── AVAILABLE RECORDS ──
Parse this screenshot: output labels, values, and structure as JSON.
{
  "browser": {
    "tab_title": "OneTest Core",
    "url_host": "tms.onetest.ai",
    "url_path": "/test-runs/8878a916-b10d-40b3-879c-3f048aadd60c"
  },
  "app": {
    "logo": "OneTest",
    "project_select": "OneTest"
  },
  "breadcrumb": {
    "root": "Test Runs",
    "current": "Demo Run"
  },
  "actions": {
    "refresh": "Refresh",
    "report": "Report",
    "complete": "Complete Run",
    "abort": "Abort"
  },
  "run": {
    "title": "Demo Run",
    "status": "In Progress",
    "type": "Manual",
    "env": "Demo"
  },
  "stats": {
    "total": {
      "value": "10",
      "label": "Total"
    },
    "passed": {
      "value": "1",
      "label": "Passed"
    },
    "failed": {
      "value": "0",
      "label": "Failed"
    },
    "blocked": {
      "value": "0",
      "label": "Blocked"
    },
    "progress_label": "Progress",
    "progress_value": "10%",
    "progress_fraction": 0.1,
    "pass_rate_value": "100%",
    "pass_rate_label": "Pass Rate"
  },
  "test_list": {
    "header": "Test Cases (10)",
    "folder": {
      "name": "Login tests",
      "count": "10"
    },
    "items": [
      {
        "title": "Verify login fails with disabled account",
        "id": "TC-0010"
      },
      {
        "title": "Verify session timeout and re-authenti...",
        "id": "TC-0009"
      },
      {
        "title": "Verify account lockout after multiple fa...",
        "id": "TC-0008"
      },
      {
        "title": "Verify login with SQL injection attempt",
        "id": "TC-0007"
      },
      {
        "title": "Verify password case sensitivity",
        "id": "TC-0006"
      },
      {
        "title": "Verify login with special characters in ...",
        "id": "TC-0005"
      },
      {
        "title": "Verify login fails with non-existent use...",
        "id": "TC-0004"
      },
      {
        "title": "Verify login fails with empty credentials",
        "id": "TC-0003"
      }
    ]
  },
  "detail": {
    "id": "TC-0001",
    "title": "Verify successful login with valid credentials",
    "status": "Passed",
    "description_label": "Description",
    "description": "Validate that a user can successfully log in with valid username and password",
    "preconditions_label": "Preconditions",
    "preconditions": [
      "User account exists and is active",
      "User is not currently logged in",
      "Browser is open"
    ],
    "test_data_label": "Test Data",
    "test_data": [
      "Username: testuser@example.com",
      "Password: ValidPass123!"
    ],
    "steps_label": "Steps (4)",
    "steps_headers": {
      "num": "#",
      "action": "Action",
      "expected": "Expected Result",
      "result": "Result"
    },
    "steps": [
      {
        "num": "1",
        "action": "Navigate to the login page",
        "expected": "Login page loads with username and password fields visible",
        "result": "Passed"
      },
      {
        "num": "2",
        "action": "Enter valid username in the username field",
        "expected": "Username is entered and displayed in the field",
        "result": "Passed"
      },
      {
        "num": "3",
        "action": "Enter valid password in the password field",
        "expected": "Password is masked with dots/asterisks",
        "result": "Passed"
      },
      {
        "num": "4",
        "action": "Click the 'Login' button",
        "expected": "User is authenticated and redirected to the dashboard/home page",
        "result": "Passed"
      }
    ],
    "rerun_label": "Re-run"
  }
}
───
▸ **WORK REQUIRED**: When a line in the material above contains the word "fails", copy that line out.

▸ **ANSWER BOX**:
        "title": "Verify login fails with disabled account",
        "title": "Verify login fails with non-existent use...",
        "title": "Verify login fails with empty credentials",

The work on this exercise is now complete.